Wherever you are on Thanksgiving, whether you’re celebrating or not (or wishing you were) I hope you’ll join me in an effort to pay attention, and to cultivate a sense of presence. Although my seat at the table is far away from family and friends, I am grateful that we are all part of each others’ world.

Too much

That’s about the best I’ve got right now…it’s all just too much. Too much time has gone by since I’ve written anything here. Too much reading, discussing, worrying. Too much is happening in the world. Too much to process or to begin to understand. Too much distraction, though some of it welcome. Too much uncertainty, too much at stake. Here in Amsterdam, too much rain.

Everyone with an opinion and an internet connection has weighed in on the results of the US election, and what might happen next. Some of it has been honest, clear-headed, and helpful; some not. I don’t think adding my still-forming thoughts to the ever-growing body of commentary would benefit anyone. I will say that experiencing the election from overseas has been unexpectedly hard.

Weeks before the election, we planned to join friends at the Kurhaus Hotel in Den Haag for the traditional “Who’s the President?” Breakfast. Allowing for the time difference with the US, the party starts at 5am Wednesday with wall-to-wall CNN coverage and a buffet of bacon, eggs, and donuts. Lots of donuts. We had a lovely dinner the night before with our friends, complete with American flag table decorations. Total strangers approached us to express their concerns about the election and to ask who we voted for. We stayed overnight in the Kurhaus and I went to bed hopeful, but, (if I’m honest), worried.

The alarm woke us at 4:15 and we were in the ballroom by 5am, joining several hundred expats, military personnel, and some Dutch journalists. I took one look at the numbers on CNN and thought, “This is not good. It’s too close.” And the morning got worse from there. Over the course of the next few hours, it slowly dawned on everyone in the room (and most/many expats lean Democrat) that we were at the worst party ever. Inexplicably, there was a band at this event – five 20-somethings in suits playing standards and light jazz. I think we heard “The Girl from Ipanema” at least twice – a song I hate under the best of circumstances. I remarked to a friend that this must be what it felt like to listen to the orchestra play as the Titanic sunk.

Just after John Podesta told the Hillary supporters in New York to go home and go to bed, we called an end to our party, as well. Instead of going to bed, it was off to work (it was 8am, after all), where I had a day of commiserating with my 2 American colleagues, fighting with a Swedish coworker about vote rigging, and generally trying to make sense of America. Which I’ve been doing ever since.

Dutch people often ask us what we miss about America. Other than my family and friends, there’s really not much. It’s not like we live in rural China – most of what we want or need we can find here. (Although my dear husband does miss free refills on his Diet Coke.) But as we learn more about the plans of the President-Elect, I do miss being in the US, if for no other reason than to have something to DO, some collective action I can be part of. It is hard to know how to be effective from so far away. We are still homeowners and registered voters in Massachusetts, and we still have a voice. We can stay informed and be ready to act. We can make calls to our representatives – who are, thank God, progressive liberals like Elizabeth Warren, who are already doing what I’d want my reps to do.
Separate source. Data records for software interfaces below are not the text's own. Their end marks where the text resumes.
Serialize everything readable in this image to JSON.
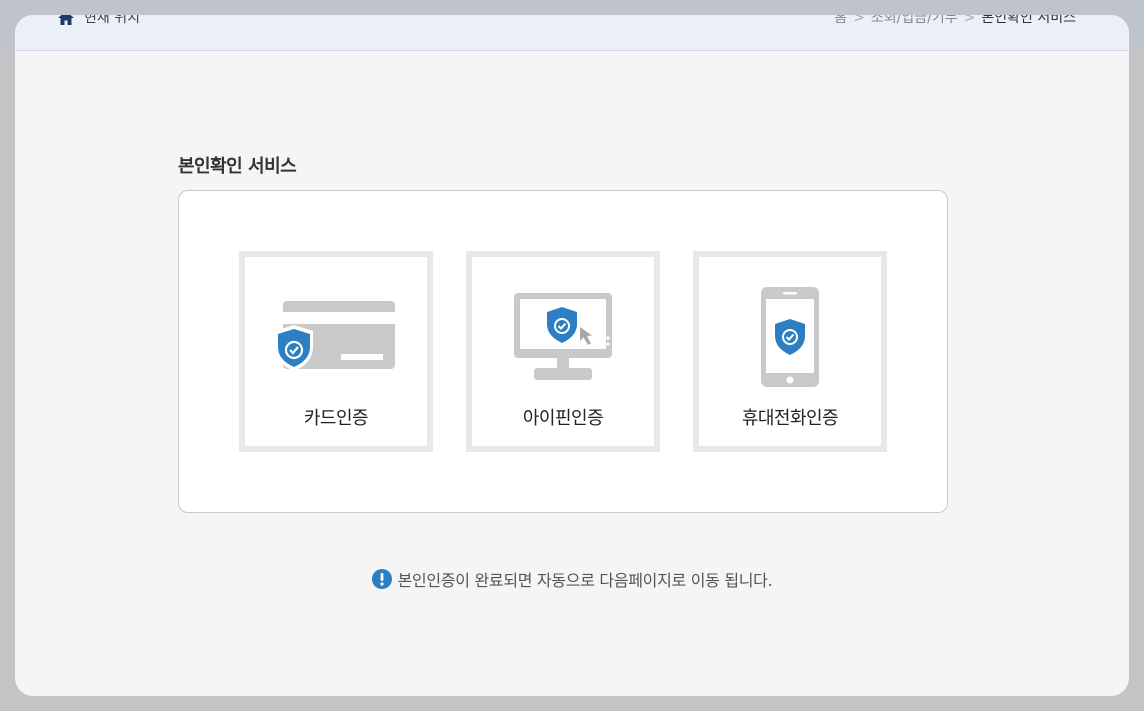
{
  "breadcrumb": {
    "location_label": "현재 위치",
    "items": [
      "홈",
      "조회/입금/기부",
      "본인확인 서비스"
    ],
    "separator": ">"
  },
  "section": {
    "title": "본인확인 서비스"
  },
  "options": [
    {
      "label": "카드인증",
      "icon": "credit-card-shield-icon"
    },
    {
      "label": "아이핀인증",
      "icon": "monitor-shield-icon"
    },
    {
      "label": "휴대전화인증",
      "icon": "mobile-phone-shield-icon"
    }
  ],
  "notice": {
    "text": "본인인증이 완료되면 자동으로 다음페이지로 이동 됩니다.",
    "icon": "exclamation-circle-icon"
  },
  "colors": {
    "accent": "#2b7fc2",
    "icon_gray": "#c9c9c9",
    "breadcrumb_bg": "#ebeff7"
  }
}
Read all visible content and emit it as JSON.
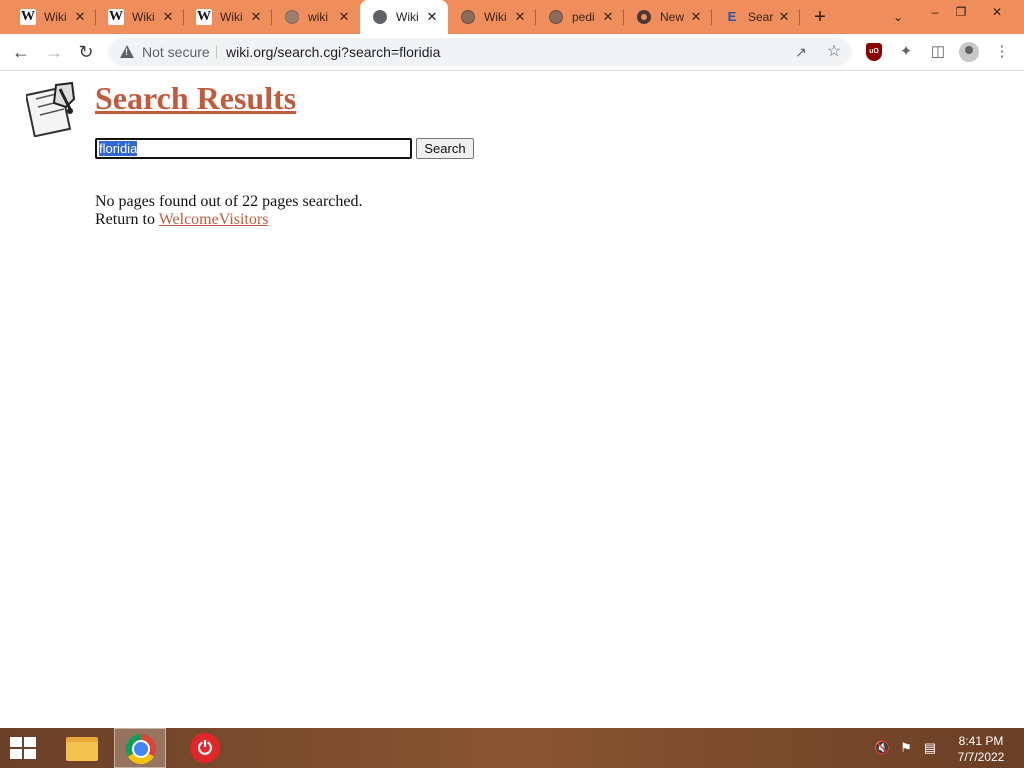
{
  "browser": {
    "tabs": [
      {
        "title": "Wiki",
        "favicon": "wikipedia-w-icon",
        "active": false
      },
      {
        "title": "Wiki",
        "favicon": "wikipedia-w-icon",
        "active": false
      },
      {
        "title": "Wiki",
        "favicon": "wikipedia-w-icon",
        "active": false
      },
      {
        "title": "wiki",
        "favicon": "globe-icon",
        "active": false
      },
      {
        "title": "Wiki",
        "favicon": "globe-icon",
        "active": true
      },
      {
        "title": "Wiki",
        "favicon": "globe-icon",
        "active": false
      },
      {
        "title": "pedi",
        "favicon": "globe-icon",
        "active": false
      },
      {
        "title": "New",
        "favicon": "chrome-icon",
        "active": false
      },
      {
        "title": "Sear",
        "favicon": "e-logo-icon",
        "active": false
      }
    ],
    "tab_close_glyph": "✕",
    "new_tab_glyph": "+",
    "security_label": "Not secure",
    "url": "wiki.org/search.cgi?search=floridia",
    "accent_color": "#ef8e5c"
  },
  "page": {
    "title": "Search Results",
    "search_value": "floridia",
    "search_button": "Search",
    "message": "No pages found out of 22 pages searched.",
    "return_prefix": "Return to ",
    "return_link": "WelcomeVisitors",
    "link_color": "#c15b3e"
  },
  "taskbar": {
    "time": "8:41 PM",
    "date": "7/7/2022"
  }
}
But I can’t help feeling like I should be doing more. If I was in the US, my work or my friends or my church would offer opportunities for discussion, for protest, for action. Instead I feel a bit adrift, absorbing information and opinions, wanting to be useful but not sure how. (Suggestions welcome.)
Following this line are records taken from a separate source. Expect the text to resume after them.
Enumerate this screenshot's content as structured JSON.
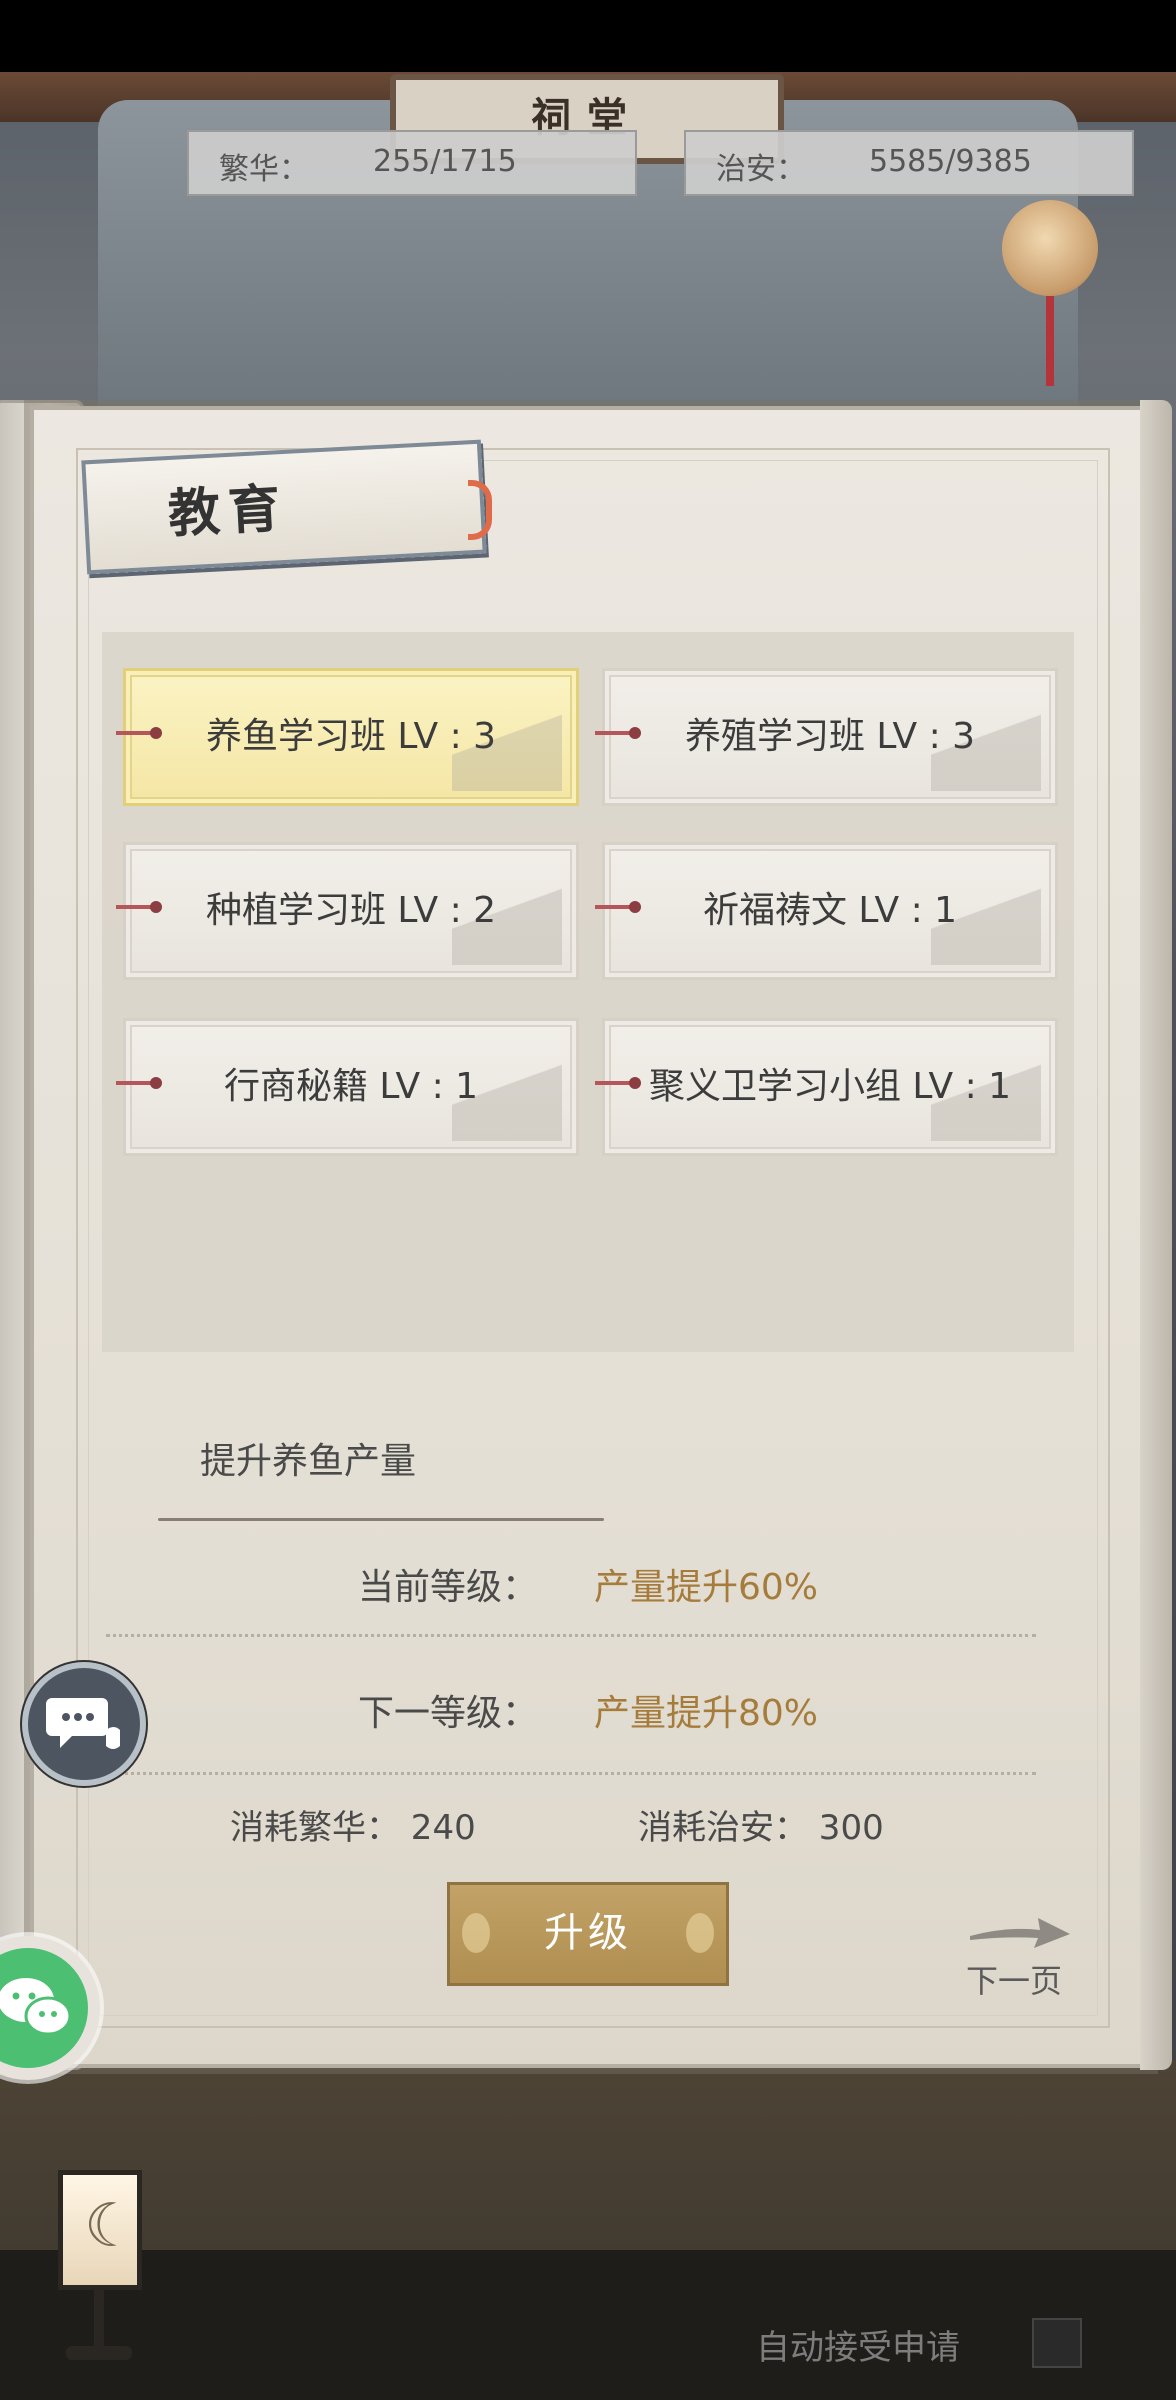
{
  "background": {
    "plaque_text": "祠堂"
  },
  "stats": {
    "prosperity": {
      "label": "繁华：",
      "value": "255/1715"
    },
    "security": {
      "label": "治安：",
      "value": "5585/9385"
    }
  },
  "panel": {
    "title": "教育",
    "items": [
      {
        "label": "养鱼学习班 LV : 3",
        "selected": true
      },
      {
        "label": "养殖学习班 LV : 3",
        "selected": false
      },
      {
        "label": "种植学习班 LV : 2",
        "selected": false
      },
      {
        "label": "祈福祷文 LV : 1",
        "selected": false
      },
      {
        "label": "行商秘籍 LV : 1",
        "selected": false
      },
      {
        "label": "聚义卫学习小组 LV : 1",
        "selected": false
      }
    ],
    "description": {
      "title": "提升养鱼产量",
      "current_label": "当前等级：",
      "current_value": "产量提升60%",
      "next_label": "下一等级：",
      "next_value": "产量提升80%",
      "cost_prosperity": "消耗繁华：  240",
      "cost_security": "消耗治安：  300"
    },
    "upgrade_label": "升级",
    "next_page_label": "下一页"
  },
  "footer": {
    "auto_accept_label": "自动接受申请"
  },
  "colors": {
    "accent_gold": "#a67c3c",
    "button_gold": "#b99a5c",
    "selected_card": "#f7ebb2",
    "wechat_green": "#4cbf73"
  },
  "icons": [
    "chat-bubble-icon",
    "wechat-icon",
    "arrow-right-icon",
    "ribbon-icon",
    "lantern-icon"
  ]
}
In the end, I think we will need to get comfortable with “too much”.  In response to our worries we should offer each other too much support. In response to uncertainty there should be too much information, too much truth-telling. Threats to anyone’s civil rights or liberties should be met with too much protest. How I contribute to this from such a distance is unclear, but for now, may there be too much conversation, too much thinking, too much reading, too much solidarity.